(Task data begins)

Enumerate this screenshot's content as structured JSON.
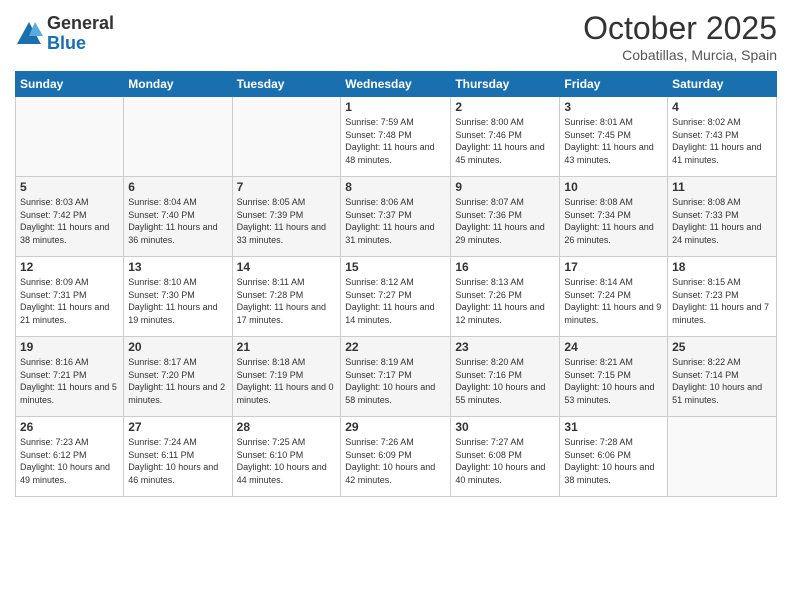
{
  "header": {
    "logo_general": "General",
    "logo_blue": "Blue",
    "month_title": "October 2025",
    "subtitle": "Cobatillas, Murcia, Spain"
  },
  "days_of_week": [
    "Sunday",
    "Monday",
    "Tuesday",
    "Wednesday",
    "Thursday",
    "Friday",
    "Saturday"
  ],
  "weeks": [
    [
      {
        "day": "",
        "info": ""
      },
      {
        "day": "",
        "info": ""
      },
      {
        "day": "",
        "info": ""
      },
      {
        "day": "1",
        "info": "Sunrise: 7:59 AM\nSunset: 7:48 PM\nDaylight: 11 hours and 48 minutes."
      },
      {
        "day": "2",
        "info": "Sunrise: 8:00 AM\nSunset: 7:46 PM\nDaylight: 11 hours and 45 minutes."
      },
      {
        "day": "3",
        "info": "Sunrise: 8:01 AM\nSunset: 7:45 PM\nDaylight: 11 hours and 43 minutes."
      },
      {
        "day": "4",
        "info": "Sunrise: 8:02 AM\nSunset: 7:43 PM\nDaylight: 11 hours and 41 minutes."
      }
    ],
    [
      {
        "day": "5",
        "info": "Sunrise: 8:03 AM\nSunset: 7:42 PM\nDaylight: 11 hours and 38 minutes."
      },
      {
        "day": "6",
        "info": "Sunrise: 8:04 AM\nSunset: 7:40 PM\nDaylight: 11 hours and 36 minutes."
      },
      {
        "day": "7",
        "info": "Sunrise: 8:05 AM\nSunset: 7:39 PM\nDaylight: 11 hours and 33 minutes."
      },
      {
        "day": "8",
        "info": "Sunrise: 8:06 AM\nSunset: 7:37 PM\nDaylight: 11 hours and 31 minutes."
      },
      {
        "day": "9",
        "info": "Sunrise: 8:07 AM\nSunset: 7:36 PM\nDaylight: 11 hours and 29 minutes."
      },
      {
        "day": "10",
        "info": "Sunrise: 8:08 AM\nSunset: 7:34 PM\nDaylight: 11 hours and 26 minutes."
      },
      {
        "day": "11",
        "info": "Sunrise: 8:08 AM\nSunset: 7:33 PM\nDaylight: 11 hours and 24 minutes."
      }
    ],
    [
      {
        "day": "12",
        "info": "Sunrise: 8:09 AM\nSunset: 7:31 PM\nDaylight: 11 hours and 21 minutes."
      },
      {
        "day": "13",
        "info": "Sunrise: 8:10 AM\nSunset: 7:30 PM\nDaylight: 11 hours and 19 minutes."
      },
      {
        "day": "14",
        "info": "Sunrise: 8:11 AM\nSunset: 7:28 PM\nDaylight: 11 hours and 17 minutes."
      },
      {
        "day": "15",
        "info": "Sunrise: 8:12 AM\nSunset: 7:27 PM\nDaylight: 11 hours and 14 minutes."
      },
      {
        "day": "16",
        "info": "Sunrise: 8:13 AM\nSunset: 7:26 PM\nDaylight: 11 hours and 12 minutes."
      },
      {
        "day": "17",
        "info": "Sunrise: 8:14 AM\nSunset: 7:24 PM\nDaylight: 11 hours and 9 minutes."
      },
      {
        "day": "18",
        "info": "Sunrise: 8:15 AM\nSunset: 7:23 PM\nDaylight: 11 hours and 7 minutes."
      }
    ],
    [
      {
        "day": "19",
        "info": "Sunrise: 8:16 AM\nSunset: 7:21 PM\nDaylight: 11 hours and 5 minutes."
      },
      {
        "day": "20",
        "info": "Sunrise: 8:17 AM\nSunset: 7:20 PM\nDaylight: 11 hours and 2 minutes."
      },
      {
        "day": "21",
        "info": "Sunrise: 8:18 AM\nSunset: 7:19 PM\nDaylight: 11 hours and 0 minutes."
      },
      {
        "day": "22",
        "info": "Sunrise: 8:19 AM\nSunset: 7:17 PM\nDaylight: 10 hours and 58 minutes."
      },
      {
        "day": "23",
        "info": "Sunrise: 8:20 AM\nSunset: 7:16 PM\nDaylight: 10 hours and 55 minutes."
      },
      {
        "day": "24",
        "info": "Sunrise: 8:21 AM\nSunset: 7:15 PM\nDaylight: 10 hours and 53 minutes."
      },
      {
        "day": "25",
        "info": "Sunrise: 8:22 AM\nSunset: 7:14 PM\nDaylight: 10 hours and 51 minutes."
      }
    ],
    [
      {
        "day": "26",
        "info": "Sunrise: 7:23 AM\nSunset: 6:12 PM\nDaylight: 10 hours and 49 minutes."
      },
      {
        "day": "27",
        "info": "Sunrise: 7:24 AM\nSunset: 6:11 PM\nDaylight: 10 hours and 46 minutes."
      },
      {
        "day": "28",
        "info": "Sunrise: 7:25 AM\nSunset: 6:10 PM\nDaylight: 10 hours and 44 minutes."
      },
      {
        "day": "29",
        "info": "Sunrise: 7:26 AM\nSunset: 6:09 PM\nDaylight: 10 hours and 42 minutes."
      },
      {
        "day": "30",
        "info": "Sunrise: 7:27 AM\nSunset: 6:08 PM\nDaylight: 10 hours and 40 minutes."
      },
      {
        "day": "31",
        "info": "Sunrise: 7:28 AM\nSunset: 6:06 PM\nDaylight: 10 hours and 38 minutes."
      },
      {
        "day": "",
        "info": ""
      }
    ]
  ]
}
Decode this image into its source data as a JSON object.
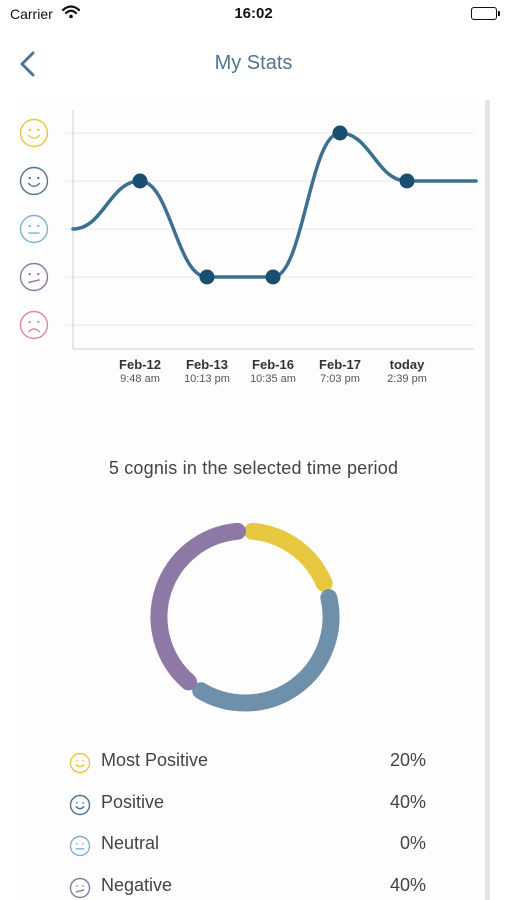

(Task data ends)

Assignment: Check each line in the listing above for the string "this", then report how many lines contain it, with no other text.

Written reply: 2